If you're going to Montana's Glacier National Park on the Empire Builder train, you can get a 10% discount by reserving your Amtrak ticket through .

On Fridays through Sundays through August 31, you can use H766 to get two kids' fares free with one paying adult on the Hiawatha trains between Chicago and Milwaukee.

Finally, folks headed to Florida should pick up a free Orlando Magicard at www.orlandoinfo.com/magicard. You can use it to book yourself a ticket over the phone (not online) with V673. That will get you 20% off tickets on the Silver Service to the Orlando area through the end of 2008. If you'd like to book January-May 2009 travel, use code V145, which works on the Silver Service but not the Auto Train.

. . . And What About Canada?

Gas prices in Canada are even higher than in the US. Think $4 a gallon is tough? Try paying $4.70/gallon in Montreal, or a stunning $5.21 in Vancouver. Canada's answer to Amtrak, VIA Rail, is trying to take the sting away with some summer sales.
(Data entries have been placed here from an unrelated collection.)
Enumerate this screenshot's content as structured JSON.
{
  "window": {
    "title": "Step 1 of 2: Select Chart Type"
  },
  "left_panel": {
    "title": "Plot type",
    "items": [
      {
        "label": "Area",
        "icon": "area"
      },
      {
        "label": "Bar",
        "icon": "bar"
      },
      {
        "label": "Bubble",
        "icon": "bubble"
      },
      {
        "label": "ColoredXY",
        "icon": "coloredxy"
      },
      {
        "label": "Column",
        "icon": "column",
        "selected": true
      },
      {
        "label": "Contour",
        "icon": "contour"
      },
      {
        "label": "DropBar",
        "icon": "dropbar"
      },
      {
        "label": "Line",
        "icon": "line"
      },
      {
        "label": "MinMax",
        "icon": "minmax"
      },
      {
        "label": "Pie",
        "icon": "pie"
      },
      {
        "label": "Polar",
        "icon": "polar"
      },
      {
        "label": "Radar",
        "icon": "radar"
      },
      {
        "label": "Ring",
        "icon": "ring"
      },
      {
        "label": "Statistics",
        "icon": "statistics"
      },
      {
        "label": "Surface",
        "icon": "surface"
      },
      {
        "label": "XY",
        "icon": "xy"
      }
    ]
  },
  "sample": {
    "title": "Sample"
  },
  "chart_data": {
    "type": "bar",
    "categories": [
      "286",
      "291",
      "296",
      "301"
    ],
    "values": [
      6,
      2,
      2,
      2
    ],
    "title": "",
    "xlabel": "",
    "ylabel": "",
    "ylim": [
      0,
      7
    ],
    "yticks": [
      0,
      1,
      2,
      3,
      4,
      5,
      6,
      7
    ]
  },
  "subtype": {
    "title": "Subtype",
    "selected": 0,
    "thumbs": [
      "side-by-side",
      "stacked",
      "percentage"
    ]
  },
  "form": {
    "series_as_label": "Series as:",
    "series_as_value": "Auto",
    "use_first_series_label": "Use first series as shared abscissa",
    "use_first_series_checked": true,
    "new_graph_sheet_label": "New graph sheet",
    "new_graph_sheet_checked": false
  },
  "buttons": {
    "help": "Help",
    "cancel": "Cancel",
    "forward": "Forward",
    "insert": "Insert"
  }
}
Current deals include a C$59 one-way fare between Toronto and Montreal or Ottawa, between now and Oct. 5. VIA is also running a 50% off sale in the most heavily traveled Canadian corridor, between Windsor, Toronto, Montreal and Quebec City, on Saturdays until Sept. 27. And every Wednesday the VIA Rail Website churns out more discounted fares, which you can find at www.viarail.ca/en_expressdeal.

The drive from Toronto to Montreal is about 550 km. With gas at C$1.24/liter, driving a Toyota Corolla getting on average around 12 km/liter, that's C$57 in gas costs alone -- plus wear and tear on your car, tires, oil, and the strain of driving. For the same price, you could ride in style and let the train do the driving.

Do you have a great deal for the rails? Share it with us on our Amtrak message boards.